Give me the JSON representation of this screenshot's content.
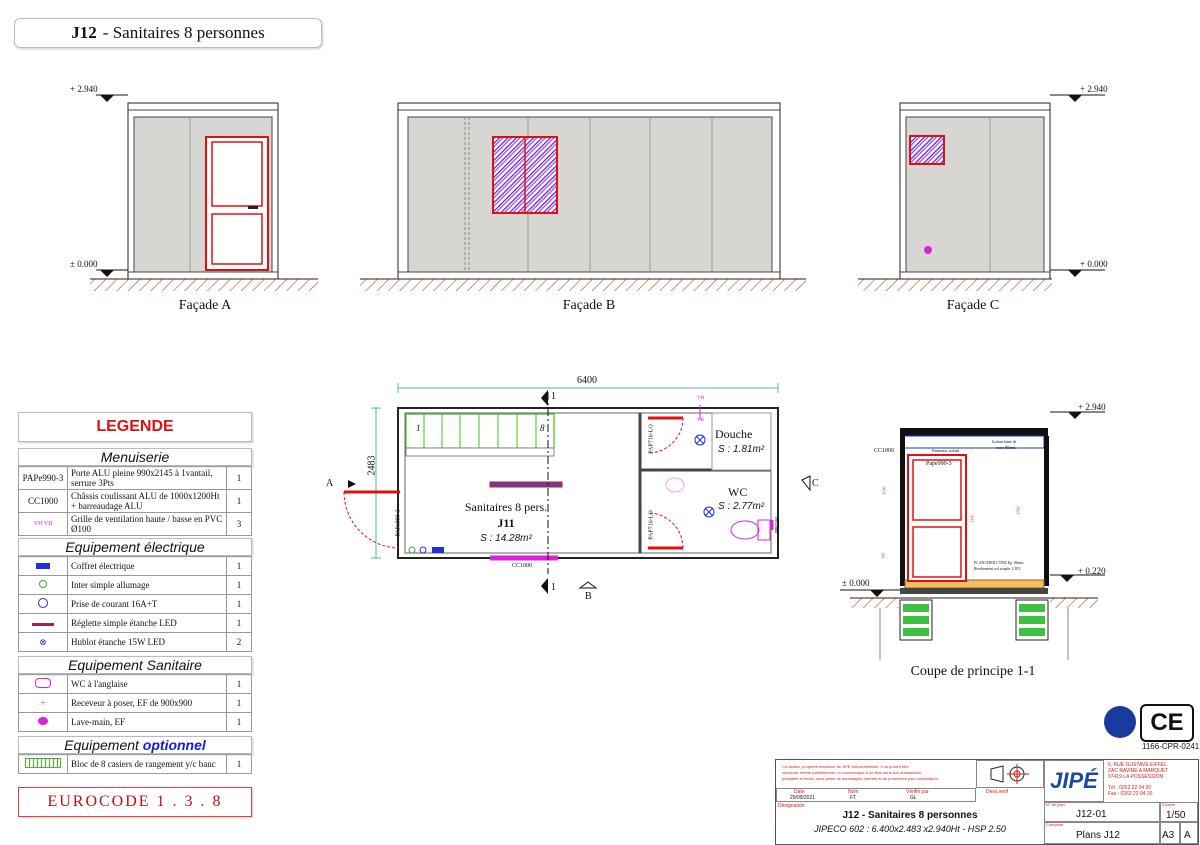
{
  "header": {
    "code": "J12",
    "title": "- Sanitaires 8 personnes"
  },
  "facades": {
    "a": {
      "caption": "Façade A",
      "level_top": "+ 2.940",
      "level_bottom": "± 0.000"
    },
    "b": {
      "caption": "Façade B"
    },
    "c": {
      "caption": "Façade C",
      "level_top": "+ 2.940",
      "level_bottom": "+ 0.000"
    }
  },
  "plan": {
    "width_dim": "6400",
    "height_dim": "2483",
    "section_mark": "1",
    "view_a": "A",
    "view_b": "B",
    "view_c": "C",
    "locker_first": "1",
    "locker_last": "8",
    "room_main": "Sanitaires 8 pers.",
    "room_main_code": "J11",
    "room_main_area": "S : 14.28m²",
    "room_shower": "Douche",
    "room_shower_area": "S : 1.81m²",
    "room_wc": "WC",
    "room_wc_area": "S : 2.77m²",
    "window_label": "CC1000",
    "door_main": "PAPe990-3",
    "door_inner1": "PAP716-LO",
    "door_inner2": "PAP716-LO",
    "vent_label1": "VH",
    "vent_label2": "VB",
    "vent_right": "PB500"
  },
  "section": {
    "caption": "Coupe de principe 1-1",
    "level_top": "+ 2.940",
    "level_mid": "+ 0.220",
    "level_bottom": "± 0.000",
    "label_window": "CC1000",
    "label_door": "Pape990-3",
    "label_ceiling": "Panneaux isolant",
    "label_wall1": "Isolant laine de",
    "label_wall2": "verre 80mm",
    "label_floor1": "PLANCHER CTBX Ep 18mm",
    "label_floor2": "Revêtement sol souple 1.5P2",
    "dim1": "1030",
    "dim2": "2145",
    "dim3": "2500",
    "dim4": "945"
  },
  "legend": {
    "title": "LEGENDE",
    "sections": [
      {
        "title": "Menuiserie",
        "rows": [
          {
            "code": "PAPe990-3",
            "desc": "Porte ALU pleine 990x2145 à 1vantail, serrure 3Pts",
            "qty": "1"
          },
          {
            "code": "CC1000",
            "desc": "Châssis coulissant ALU de 1000x1200Ht + barreaudage ALU",
            "qty": "1"
          },
          {
            "code": "VH VB",
            "desc": "Grille de ventilation haute / basse en PVC Ø100",
            "qty": "3"
          }
        ]
      },
      {
        "title": "Equipement électrique",
        "rows": [
          {
            "code": "",
            "desc": "Coffret électrique",
            "qty": "1"
          },
          {
            "code": "",
            "desc": "Inter simple allumage",
            "qty": "1"
          },
          {
            "code": "",
            "desc": "Prise de courant 16A+T",
            "qty": "1"
          },
          {
            "code": "",
            "desc": "Réglette simple étanche LED",
            "qty": "1"
          },
          {
            "code": "",
            "desc": "Hublot étanche 15W LED",
            "qty": "2"
          }
        ]
      },
      {
        "title": "Equipement Sanitaire",
        "rows": [
          {
            "code": "",
            "desc": "WC à l'anglaise",
            "qty": "1"
          },
          {
            "code": "",
            "desc": "Receveur à poser, EF de 900x900",
            "qty": "1"
          },
          {
            "code": "",
            "desc": "Lave-main, EF",
            "qty": "1"
          }
        ]
      }
    ],
    "optional_title_a": "Equipement",
    "optional_title_b": "optionnel",
    "optional_row": {
      "desc": "Bloc de 8 casiers de rangement y/c banc",
      "qty": "1"
    }
  },
  "eurocode": "EUROCODE 1 . 3 . 8",
  "ce": {
    "mark": "CE",
    "cert": "1166-CPR-0241"
  },
  "cartouche": {
    "notice1": "Ce dessin, propriété exclusive de JIPE est confidentiel. Il ne pourra être",
    "notice2": "reproduit, même partiellement, ni communiqué à un tiers sous son autorisation",
    "notice3": "préalable et écrite, sous peine de dommages, intérêts et de poursuites pour contrefaçon",
    "date_label": "Date",
    "nom_label": "Nom",
    "verif_label": "Vérifié par",
    "dessin_label": "Dess.verif",
    "date_value": "29/09/2021",
    "nom_value": "FT",
    "verif_value": "GL",
    "designation_label": "Désignation",
    "title_line1": "J12 - Sanitaires 8 personnes",
    "title_line2": "JIPECO 602 : 6.400x2.483 x2.940Ht - HSP 2.50",
    "brand": "JIPÉ",
    "address1": "6, RUE GUSTAVE EIFFEL",
    "address2": "ZAC RAVINE A MARQUET",
    "address3": "97419 LA POSSESSION",
    "tel": "Tél : 0262 22 04 20",
    "fax": "Fax : 0262 22 04 26",
    "num_plan_label": "N° de plan",
    "num_plan": "J12-01",
    "echelle_label": "Echelle",
    "echelle": "1/50",
    "compris_label": "Comprise",
    "plans": "Plans J12",
    "format": "A3",
    "indice": "A"
  },
  "colors": {
    "red": "#e01010",
    "magenta": "#e020e0",
    "green": "#40c020",
    "blue": "#1020d0",
    "wall": "#d8d6d3",
    "ground": "#b05020"
  }
}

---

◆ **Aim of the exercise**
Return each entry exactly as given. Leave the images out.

◆ **Written answer**
Give me the JSON representation of this screenshot's content.
{
  "header": {
    "code": "J12",
    "title": "- Sanitaires 8 personnes"
  },
  "facades": {
    "a": {
      "caption": "Façade A",
      "level_top": "+ 2.940",
      "level_bottom": "± 0.000"
    },
    "b": {
      "caption": "Façade B"
    },
    "c": {
      "caption": "Façade C",
      "level_top": "+ 2.940",
      "level_bottom": "+ 0.000"
    }
  },
  "plan": {
    "width_dim": "6400",
    "height_dim": "2483",
    "section_mark": "1",
    "view_a": "A",
    "view_b": "B",
    "view_c": "C",
    "locker_first": "1",
    "locker_last": "8",
    "room_main": "Sanitaires 8 pers.",
    "room_main_code": "J11",
    "room_main_area": "S : 14.28m²",
    "room_shower": "Douche",
    "room_shower_area": "S : 1.81m²",
    "room_wc": "WC",
    "room_wc_area": "S : 2.77m²",
    "window_label": "CC1000",
    "door_main": "PAPe990-3",
    "door_inner1": "PAP716-LO",
    "door_inner2": "PAP716-LO",
    "vent_label1": "VH",
    "vent_label2": "VB",
    "vent_right": "PB500"
  },
  "section": {
    "caption": "Coupe de principe 1-1",
    "level_top": "+ 2.940",
    "level_mid": "+ 0.220",
    "level_bottom": "± 0.000",
    "label_window": "CC1000",
    "label_door": "Pape990-3",
    "label_ceiling": "Panneaux isolant",
    "label_wall1": "Isolant laine de",
    "label_wall2": "verre 80mm",
    "label_floor1": "PLANCHER CTBX Ep 18mm",
    "label_floor2": "Revêtement sol souple 1.5P2",
    "dim1": "1030",
    "dim2": "2145",
    "dim3": "2500",
    "dim4": "945"
  },
  "legend": {
    "title": "LEGENDE",
    "sections": [
      {
        "title": "Menuiserie",
        "rows": [
          {
            "code": "PAPe990-3",
            "desc": "Porte ALU pleine 990x2145 à 1vantail, serrure 3Pts",
            "qty": "1"
          },
          {
            "code": "CC1000",
            "desc": "Châssis coulissant ALU de 1000x1200Ht + barreaudage ALU",
            "qty": "1"
          },
          {
            "code": "VH VB",
            "desc": "Grille de ventilation haute / basse en PVC Ø100",
            "qty": "3"
          }
        ]
      },
      {
        "title": "Equipement électrique",
        "rows": [
          {
            "code": "",
            "desc": "Coffret électrique",
            "qty": "1"
          },
          {
            "code": "",
            "desc": "Inter simple allumage",
            "qty": "1"
          },
          {
            "code": "",
            "desc": "Prise de courant 16A+T",
            "qty": "1"
          },
          {
            "code": "",
            "desc": "Réglette simple étanche LED",
            "qty": "1"
          },
          {
            "code": "",
            "desc": "Hublot étanche 15W LED",
            "qty": "2"
          }
        ]
      },
      {
        "title": "Equipement Sanitaire",
        "rows": [
          {
            "code": "",
            "desc": "WC à l'anglaise",
            "qty": "1"
          },
          {
            "code": "",
            "desc": "Receveur à poser, EF de 900x900",
            "qty": "1"
          },
          {
            "code": "",
            "desc": "Lave-main, EF",
            "qty": "1"
          }
        ]
      }
    ],
    "optional_title_a": "Equipement",
    "optional_title_b": "optionnel",
    "optional_row": {
      "desc": "Bloc de 8 casiers de rangement y/c banc",
      "qty": "1"
    }
  },
  "eurocode": "EUROCODE 1 . 3 . 8",
  "ce": {
    "mark": "CE",
    "cert": "1166-CPR-0241"
  },
  "cartouche": {
    "notice1": "Ce dessin, propriété exclusive de JIPE est confidentiel. Il ne pourra être",
    "notice2": "reproduit, même partiellement, ni communiqué à un tiers sous son autorisation",
    "notice3": "préalable et écrite, sous peine de dommages, intérêts et de poursuites pour contrefaçon",
    "date_label": "Date",
    "nom_label": "Nom",
    "verif_label": "Vérifié par",
    "dessin_label": "Dess.verif",
    "date_value": "29/09/2021",
    "nom_value": "FT",
    "verif_value": "GL",
    "designation_label": "Désignation",
    "title_line1": "J12 - Sanitaires 8 personnes",
    "title_line2": "JIPECO 602 : 6.400x2.483 x2.940Ht - HSP 2.50",
    "brand": "JIPÉ",
    "address1": "6, RUE GUSTAVE EIFFEL",
    "address2": "ZAC RAVINE A MARQUET",
    "address3": "97419 LA POSSESSION",
    "tel": "Tél : 0262 22 04 20",
    "fax": "Fax : 0262 22 04 26",
    "num_plan_label": "N° de plan",
    "num_plan": "J12-01",
    "echelle_label": "Echelle",
    "echelle": "1/50",
    "compris_label": "Comprise",
    "plans": "Plans J12",
    "format": "A3",
    "indice": "A"
  },
  "colors": {
    "red": "#e01010",
    "magenta": "#e020e0",
    "green": "#40c020",
    "blue": "#1020d0",
    "wall": "#d8d6d3",
    "ground": "#b05020"
  }
}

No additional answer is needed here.